What are the advantages of launching a start-up when youngsters are pursuing their graduation? Is the social and economic scene in Kerala supportive of such initiatives?
To understand this matter in depth, I would strongly suggest this essay by Paul Graham, founder of Silicon Valley’s most famous incubator — Ycombinator — derived out of a talk at MIT: http://www.paulgraham.com/mit.html. The logic Paul gives is very simple. There is no biological difference when you are 18 and 22, and it is only the university which says you are now a graduate. The brain is the same almost, which means you have the same level of intelligence to learn useful things. Compare this with our social context arising out of the mindset of parents in Kerala who want their children to do engineering education. Young students, who are creative and innovative, irrespective of their passions, are driven to a mad frenzy with coaching classes and entrance exam tuitions. We are taught that the student who gets the highest marks is the most brilliant student and the one who fails is categorised as stupid. This goes into such a high level that after 13 years of education, the students start to fear “failure.” As a net result, they become averse to failure and consequently become risk-averse to such an extent that no one wants even to try anything that has a chance of failing. When our students step out of the four walls of the classroom, from the academic world to the real world, they bring this fear of failure along with them. The funny thing about the real world is that there is possibly little correlation between successes in life to marks in school or college, while, at the same time, in real life, a lot of things we do are bound to fail. Our school education system is more tweaked to a memory-testing contest usually and most students by 18 do not have a clue on what they want to do in lives.

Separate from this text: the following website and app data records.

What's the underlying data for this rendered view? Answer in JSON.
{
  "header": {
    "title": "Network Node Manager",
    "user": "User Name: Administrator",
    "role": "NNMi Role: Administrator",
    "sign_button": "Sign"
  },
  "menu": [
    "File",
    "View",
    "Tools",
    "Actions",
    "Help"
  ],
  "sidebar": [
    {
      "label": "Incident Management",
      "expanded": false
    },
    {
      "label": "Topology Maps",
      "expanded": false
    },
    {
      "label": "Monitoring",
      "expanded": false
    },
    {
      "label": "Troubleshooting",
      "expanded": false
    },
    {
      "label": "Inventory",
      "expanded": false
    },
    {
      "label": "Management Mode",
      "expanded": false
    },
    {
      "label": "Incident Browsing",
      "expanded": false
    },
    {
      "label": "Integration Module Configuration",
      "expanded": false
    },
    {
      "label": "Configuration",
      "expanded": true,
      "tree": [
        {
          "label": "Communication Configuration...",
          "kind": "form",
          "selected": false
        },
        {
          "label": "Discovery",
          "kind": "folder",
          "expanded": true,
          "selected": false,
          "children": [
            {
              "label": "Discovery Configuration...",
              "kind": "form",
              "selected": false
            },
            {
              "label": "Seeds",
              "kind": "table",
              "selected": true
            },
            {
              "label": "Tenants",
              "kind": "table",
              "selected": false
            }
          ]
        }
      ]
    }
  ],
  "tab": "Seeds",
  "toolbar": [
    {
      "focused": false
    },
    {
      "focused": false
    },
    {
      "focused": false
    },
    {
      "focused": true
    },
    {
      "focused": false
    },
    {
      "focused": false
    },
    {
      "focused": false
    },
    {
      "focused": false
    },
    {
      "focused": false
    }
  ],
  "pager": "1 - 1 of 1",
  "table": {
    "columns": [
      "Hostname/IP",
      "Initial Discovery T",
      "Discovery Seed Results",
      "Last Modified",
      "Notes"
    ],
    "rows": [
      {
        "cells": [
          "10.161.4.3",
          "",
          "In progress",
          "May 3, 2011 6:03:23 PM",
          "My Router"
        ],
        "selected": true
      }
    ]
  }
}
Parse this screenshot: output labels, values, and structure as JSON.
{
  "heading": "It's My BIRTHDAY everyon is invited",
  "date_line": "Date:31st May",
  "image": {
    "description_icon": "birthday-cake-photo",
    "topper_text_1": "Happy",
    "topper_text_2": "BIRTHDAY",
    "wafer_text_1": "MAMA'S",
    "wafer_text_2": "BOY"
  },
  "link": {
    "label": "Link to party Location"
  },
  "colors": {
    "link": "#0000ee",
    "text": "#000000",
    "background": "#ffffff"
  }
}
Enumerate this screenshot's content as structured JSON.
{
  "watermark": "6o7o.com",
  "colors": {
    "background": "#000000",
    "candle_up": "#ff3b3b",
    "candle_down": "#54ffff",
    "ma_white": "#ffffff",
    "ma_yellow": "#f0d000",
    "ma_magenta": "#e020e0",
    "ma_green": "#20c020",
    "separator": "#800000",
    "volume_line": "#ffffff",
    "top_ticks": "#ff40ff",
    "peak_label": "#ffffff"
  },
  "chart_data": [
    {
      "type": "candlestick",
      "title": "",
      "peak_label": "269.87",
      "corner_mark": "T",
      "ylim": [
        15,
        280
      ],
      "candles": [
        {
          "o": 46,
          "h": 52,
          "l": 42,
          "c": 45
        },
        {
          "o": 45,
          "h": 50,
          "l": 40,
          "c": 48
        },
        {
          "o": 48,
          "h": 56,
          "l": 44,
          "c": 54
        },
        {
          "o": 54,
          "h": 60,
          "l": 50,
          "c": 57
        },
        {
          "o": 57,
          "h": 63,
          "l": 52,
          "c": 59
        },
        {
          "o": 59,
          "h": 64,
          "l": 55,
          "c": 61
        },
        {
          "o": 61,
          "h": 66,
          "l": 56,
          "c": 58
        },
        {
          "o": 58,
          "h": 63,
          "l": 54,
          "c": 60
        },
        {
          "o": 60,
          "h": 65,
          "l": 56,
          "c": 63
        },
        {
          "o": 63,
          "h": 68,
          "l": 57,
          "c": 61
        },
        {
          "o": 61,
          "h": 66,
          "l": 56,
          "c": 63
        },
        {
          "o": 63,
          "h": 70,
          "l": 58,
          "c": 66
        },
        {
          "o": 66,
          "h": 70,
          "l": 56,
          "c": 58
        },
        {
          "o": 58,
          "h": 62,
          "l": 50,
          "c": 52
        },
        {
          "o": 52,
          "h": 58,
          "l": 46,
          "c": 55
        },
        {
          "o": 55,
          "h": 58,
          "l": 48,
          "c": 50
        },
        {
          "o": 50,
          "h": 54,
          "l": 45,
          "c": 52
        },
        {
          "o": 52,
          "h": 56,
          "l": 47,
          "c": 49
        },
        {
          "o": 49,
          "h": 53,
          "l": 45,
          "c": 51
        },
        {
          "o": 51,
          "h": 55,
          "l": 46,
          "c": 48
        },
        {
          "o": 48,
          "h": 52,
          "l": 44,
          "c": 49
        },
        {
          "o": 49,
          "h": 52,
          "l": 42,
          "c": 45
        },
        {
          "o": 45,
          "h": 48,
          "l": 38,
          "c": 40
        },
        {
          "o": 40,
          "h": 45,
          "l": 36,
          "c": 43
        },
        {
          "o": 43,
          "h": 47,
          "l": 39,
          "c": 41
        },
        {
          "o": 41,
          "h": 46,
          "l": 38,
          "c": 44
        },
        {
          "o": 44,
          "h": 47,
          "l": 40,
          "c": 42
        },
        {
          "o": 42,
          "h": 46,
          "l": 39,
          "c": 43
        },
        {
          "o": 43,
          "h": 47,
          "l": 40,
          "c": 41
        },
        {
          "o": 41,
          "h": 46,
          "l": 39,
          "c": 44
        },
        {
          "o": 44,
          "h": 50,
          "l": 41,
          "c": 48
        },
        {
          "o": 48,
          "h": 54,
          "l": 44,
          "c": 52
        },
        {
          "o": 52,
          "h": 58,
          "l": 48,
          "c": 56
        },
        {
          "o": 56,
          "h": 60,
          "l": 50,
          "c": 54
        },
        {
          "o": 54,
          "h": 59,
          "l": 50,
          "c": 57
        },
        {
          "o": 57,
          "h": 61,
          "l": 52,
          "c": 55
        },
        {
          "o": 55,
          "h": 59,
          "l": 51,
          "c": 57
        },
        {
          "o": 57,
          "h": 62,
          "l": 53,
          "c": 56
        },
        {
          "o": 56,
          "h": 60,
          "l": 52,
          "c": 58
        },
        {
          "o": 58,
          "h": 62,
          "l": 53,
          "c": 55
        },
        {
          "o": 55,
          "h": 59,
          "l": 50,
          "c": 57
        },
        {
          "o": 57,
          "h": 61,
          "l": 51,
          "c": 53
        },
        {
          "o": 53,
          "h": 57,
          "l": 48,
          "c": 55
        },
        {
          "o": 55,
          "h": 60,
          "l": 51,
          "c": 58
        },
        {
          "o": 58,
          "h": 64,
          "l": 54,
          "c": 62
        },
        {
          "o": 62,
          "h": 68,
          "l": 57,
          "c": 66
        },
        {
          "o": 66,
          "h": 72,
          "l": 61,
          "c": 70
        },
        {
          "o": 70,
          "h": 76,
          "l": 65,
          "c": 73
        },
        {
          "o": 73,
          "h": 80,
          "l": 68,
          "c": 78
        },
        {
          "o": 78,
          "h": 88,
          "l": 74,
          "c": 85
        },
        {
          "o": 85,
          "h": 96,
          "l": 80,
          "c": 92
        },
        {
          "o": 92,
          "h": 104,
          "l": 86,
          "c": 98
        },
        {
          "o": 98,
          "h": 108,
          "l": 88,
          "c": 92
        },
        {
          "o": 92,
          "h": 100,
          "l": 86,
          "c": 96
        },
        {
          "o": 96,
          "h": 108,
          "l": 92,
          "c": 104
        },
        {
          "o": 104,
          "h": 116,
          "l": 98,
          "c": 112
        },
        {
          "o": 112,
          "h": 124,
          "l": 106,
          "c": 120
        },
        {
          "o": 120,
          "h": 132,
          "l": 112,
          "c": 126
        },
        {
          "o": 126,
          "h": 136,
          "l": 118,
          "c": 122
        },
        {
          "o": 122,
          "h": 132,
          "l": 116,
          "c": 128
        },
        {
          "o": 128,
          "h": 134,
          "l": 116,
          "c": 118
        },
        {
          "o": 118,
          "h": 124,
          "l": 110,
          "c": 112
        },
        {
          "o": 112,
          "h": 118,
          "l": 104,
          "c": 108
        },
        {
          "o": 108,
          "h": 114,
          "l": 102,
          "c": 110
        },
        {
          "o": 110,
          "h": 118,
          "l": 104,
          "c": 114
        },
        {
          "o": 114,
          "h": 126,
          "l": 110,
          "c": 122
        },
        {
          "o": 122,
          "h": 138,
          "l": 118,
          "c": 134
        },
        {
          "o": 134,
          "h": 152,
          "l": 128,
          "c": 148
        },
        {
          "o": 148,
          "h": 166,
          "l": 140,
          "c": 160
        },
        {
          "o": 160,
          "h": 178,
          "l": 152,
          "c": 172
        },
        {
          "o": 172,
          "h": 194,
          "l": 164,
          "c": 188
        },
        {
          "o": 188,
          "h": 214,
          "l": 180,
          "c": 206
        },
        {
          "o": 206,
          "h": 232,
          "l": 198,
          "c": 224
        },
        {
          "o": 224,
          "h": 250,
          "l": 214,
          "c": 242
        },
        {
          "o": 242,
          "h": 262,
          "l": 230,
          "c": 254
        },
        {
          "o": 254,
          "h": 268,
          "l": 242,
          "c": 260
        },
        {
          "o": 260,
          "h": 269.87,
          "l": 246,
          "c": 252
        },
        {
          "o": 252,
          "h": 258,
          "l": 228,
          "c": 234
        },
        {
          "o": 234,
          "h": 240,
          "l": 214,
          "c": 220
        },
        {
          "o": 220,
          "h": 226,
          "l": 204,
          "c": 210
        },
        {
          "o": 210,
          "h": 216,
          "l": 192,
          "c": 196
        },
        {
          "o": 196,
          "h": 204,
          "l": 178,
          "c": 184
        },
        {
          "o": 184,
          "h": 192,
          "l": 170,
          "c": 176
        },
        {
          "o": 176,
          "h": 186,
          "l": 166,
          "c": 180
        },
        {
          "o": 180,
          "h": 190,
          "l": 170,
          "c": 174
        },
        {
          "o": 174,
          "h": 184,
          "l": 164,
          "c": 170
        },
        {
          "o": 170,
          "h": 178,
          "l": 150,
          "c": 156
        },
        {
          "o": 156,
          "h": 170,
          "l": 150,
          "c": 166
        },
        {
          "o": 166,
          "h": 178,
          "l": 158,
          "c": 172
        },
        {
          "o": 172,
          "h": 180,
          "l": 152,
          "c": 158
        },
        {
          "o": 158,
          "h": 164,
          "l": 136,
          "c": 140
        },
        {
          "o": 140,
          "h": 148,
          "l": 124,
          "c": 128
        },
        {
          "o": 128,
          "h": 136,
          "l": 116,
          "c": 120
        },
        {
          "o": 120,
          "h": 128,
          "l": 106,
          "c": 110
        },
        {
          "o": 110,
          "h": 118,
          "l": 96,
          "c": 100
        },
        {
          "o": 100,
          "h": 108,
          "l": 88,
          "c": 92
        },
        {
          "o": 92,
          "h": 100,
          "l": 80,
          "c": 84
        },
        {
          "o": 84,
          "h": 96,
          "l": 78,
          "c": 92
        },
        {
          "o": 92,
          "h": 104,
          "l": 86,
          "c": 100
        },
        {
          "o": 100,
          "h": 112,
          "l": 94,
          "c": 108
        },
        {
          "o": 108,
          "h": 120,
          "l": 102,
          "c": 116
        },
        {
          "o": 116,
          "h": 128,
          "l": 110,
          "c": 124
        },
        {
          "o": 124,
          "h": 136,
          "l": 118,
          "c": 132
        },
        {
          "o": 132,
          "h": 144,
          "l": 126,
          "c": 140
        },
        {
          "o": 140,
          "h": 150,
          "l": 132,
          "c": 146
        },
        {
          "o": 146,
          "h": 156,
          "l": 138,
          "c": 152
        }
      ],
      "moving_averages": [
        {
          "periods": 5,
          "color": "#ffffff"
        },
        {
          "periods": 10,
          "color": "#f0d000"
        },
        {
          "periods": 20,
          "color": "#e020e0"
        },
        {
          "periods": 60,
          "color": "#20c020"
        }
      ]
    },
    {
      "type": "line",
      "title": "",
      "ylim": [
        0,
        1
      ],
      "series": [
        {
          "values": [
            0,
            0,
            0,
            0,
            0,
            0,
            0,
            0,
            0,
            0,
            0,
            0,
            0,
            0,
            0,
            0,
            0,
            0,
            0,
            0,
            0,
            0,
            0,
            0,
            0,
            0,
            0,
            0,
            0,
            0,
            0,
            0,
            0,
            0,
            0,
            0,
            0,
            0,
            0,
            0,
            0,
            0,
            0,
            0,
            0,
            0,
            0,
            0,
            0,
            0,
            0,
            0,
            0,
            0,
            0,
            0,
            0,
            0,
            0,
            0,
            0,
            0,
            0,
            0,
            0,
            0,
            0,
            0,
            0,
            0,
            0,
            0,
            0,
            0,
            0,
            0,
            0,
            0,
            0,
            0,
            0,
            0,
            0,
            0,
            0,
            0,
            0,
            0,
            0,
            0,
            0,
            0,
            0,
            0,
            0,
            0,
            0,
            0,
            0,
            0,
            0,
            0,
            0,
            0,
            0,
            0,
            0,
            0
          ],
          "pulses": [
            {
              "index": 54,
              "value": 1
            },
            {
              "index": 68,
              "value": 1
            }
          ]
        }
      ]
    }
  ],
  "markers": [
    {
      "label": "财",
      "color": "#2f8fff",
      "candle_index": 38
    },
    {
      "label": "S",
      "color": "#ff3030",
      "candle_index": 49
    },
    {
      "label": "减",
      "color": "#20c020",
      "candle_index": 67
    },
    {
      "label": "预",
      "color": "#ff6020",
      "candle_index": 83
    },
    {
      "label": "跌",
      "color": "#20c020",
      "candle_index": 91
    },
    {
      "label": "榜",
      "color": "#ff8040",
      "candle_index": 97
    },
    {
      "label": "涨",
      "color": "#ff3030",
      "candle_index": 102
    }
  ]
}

We follow the crowd and get into engineering education and the funny thing is that no one has a clue on which branch they really are interested in. Once you get into a particular stream, there is no option to change it as well. I feel that is amazingly unfair to the youth as they get stuck with a choice they were forced to make, when they didn’t have a full realisation of what they are getting into. Having said this, I feel that the newly announced student entrepreneurship policy of the State government is a great effort in creating that 20 per cent free time for students in which they can now work on things that are interesting to them at an incubator like Start-up Village.